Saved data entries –
__________

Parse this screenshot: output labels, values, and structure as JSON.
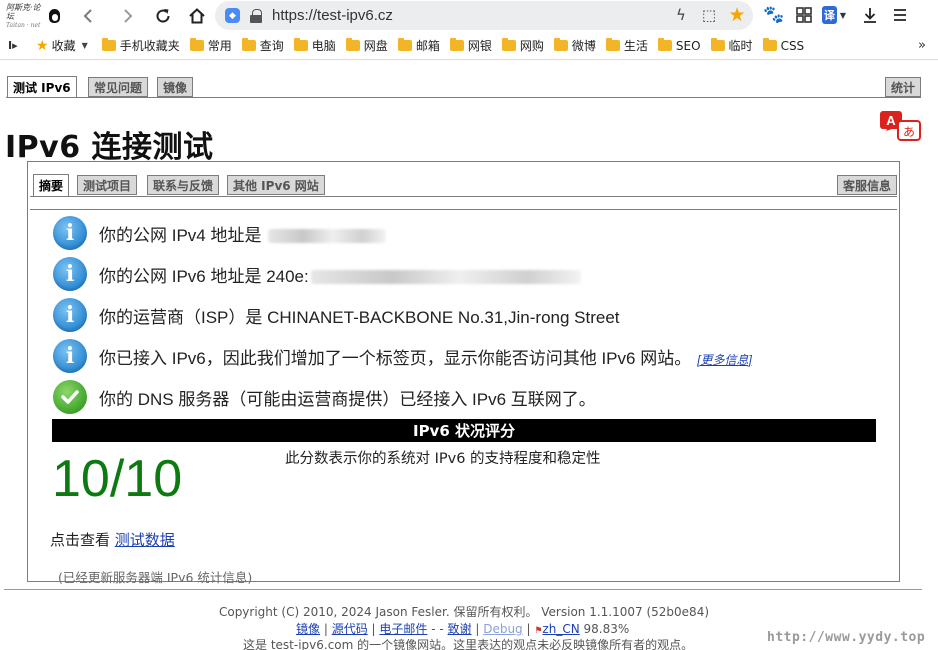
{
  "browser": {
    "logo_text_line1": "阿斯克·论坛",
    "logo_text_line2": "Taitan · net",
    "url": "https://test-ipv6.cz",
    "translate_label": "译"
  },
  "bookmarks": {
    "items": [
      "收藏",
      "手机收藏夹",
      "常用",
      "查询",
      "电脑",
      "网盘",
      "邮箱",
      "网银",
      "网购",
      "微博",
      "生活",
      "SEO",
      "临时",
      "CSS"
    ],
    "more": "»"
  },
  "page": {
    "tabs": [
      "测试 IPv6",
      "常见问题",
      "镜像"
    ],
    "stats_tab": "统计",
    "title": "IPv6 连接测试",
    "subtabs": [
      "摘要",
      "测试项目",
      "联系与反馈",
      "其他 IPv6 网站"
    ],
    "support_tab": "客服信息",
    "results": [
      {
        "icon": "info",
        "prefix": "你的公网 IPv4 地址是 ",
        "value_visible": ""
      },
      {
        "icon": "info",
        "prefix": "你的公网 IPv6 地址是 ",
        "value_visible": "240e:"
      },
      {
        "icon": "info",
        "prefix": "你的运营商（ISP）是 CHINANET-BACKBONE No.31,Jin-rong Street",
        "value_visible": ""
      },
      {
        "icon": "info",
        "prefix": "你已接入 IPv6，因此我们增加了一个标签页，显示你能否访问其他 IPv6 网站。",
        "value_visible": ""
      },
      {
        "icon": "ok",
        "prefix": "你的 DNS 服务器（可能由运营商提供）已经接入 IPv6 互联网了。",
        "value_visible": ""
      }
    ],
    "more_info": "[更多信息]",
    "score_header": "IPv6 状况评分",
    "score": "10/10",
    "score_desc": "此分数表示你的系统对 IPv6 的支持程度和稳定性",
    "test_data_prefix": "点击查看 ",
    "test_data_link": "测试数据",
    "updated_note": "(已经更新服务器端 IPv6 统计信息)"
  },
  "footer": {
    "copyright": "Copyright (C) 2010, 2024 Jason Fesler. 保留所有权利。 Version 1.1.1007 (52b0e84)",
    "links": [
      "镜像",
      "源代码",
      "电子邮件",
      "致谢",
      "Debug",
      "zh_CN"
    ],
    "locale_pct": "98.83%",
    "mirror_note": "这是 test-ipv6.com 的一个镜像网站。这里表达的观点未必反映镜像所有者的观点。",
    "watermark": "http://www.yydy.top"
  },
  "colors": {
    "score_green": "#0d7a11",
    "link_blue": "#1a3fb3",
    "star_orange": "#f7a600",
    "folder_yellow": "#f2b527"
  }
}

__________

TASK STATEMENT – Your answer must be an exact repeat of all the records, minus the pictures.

TASK RESPONSE –
Parse this screenshot: output labels, values, and structure as JSON.
{
  "browser": {
    "logo_text_line1": "阿斯克·论坛",
    "logo_text_line2": "Taitan · net",
    "url": "https://test-ipv6.cz",
    "translate_label": "译"
  },
  "bookmarks": {
    "items": [
      "收藏",
      "手机收藏夹",
      "常用",
      "查询",
      "电脑",
      "网盘",
      "邮箱",
      "网银",
      "网购",
      "微博",
      "生活",
      "SEO",
      "临时",
      "CSS"
    ],
    "more": "»"
  },
  "page": {
    "tabs": [
      "测试 IPv6",
      "常见问题",
      "镜像"
    ],
    "stats_tab": "统计",
    "title": "IPv6 连接测试",
    "subtabs": [
      "摘要",
      "测试项目",
      "联系与反馈",
      "其他 IPv6 网站"
    ],
    "support_tab": "客服信息",
    "results": [
      {
        "icon": "info",
        "prefix": "你的公网 IPv4 地址是 ",
        "value_visible": ""
      },
      {
        "icon": "info",
        "prefix": "你的公网 IPv6 地址是 ",
        "value_visible": "240e:"
      },
      {
        "icon": "info",
        "prefix": "你的运营商（ISP）是 CHINANET-BACKBONE No.31,Jin-rong Street",
        "value_visible": ""
      },
      {
        "icon": "info",
        "prefix": "你已接入 IPv6，因此我们增加了一个标签页，显示你能否访问其他 IPv6 网站。",
        "value_visible": ""
      },
      {
        "icon": "ok",
        "prefix": "你的 DNS 服务器（可能由运营商提供）已经接入 IPv6 互联网了。",
        "value_visible": ""
      }
    ],
    "more_info": "[更多信息]",
    "score_header": "IPv6 状况评分",
    "score": "10/10",
    "score_desc": "此分数表示你的系统对 IPv6 的支持程度和稳定性",
    "test_data_prefix": "点击查看 ",
    "test_data_link": "测试数据",
    "updated_note": "(已经更新服务器端 IPv6 统计信息)"
  },
  "footer": {
    "copyright": "Copyright (C) 2010, 2024 Jason Fesler. 保留所有权利。 Version 1.1.1007 (52b0e84)",
    "links": [
      "镜像",
      "源代码",
      "电子邮件",
      "致谢",
      "Debug",
      "zh_CN"
    ],
    "locale_pct": "98.83%",
    "mirror_note": "这是 test-ipv6.com 的一个镜像网站。这里表达的观点未必反映镜像所有者的观点。",
    "watermark": "http://www.yydy.top"
  },
  "colors": {
    "score_green": "#0d7a11",
    "link_blue": "#1a3fb3",
    "star_orange": "#f7a600",
    "folder_yellow": "#f2b527"
  }
}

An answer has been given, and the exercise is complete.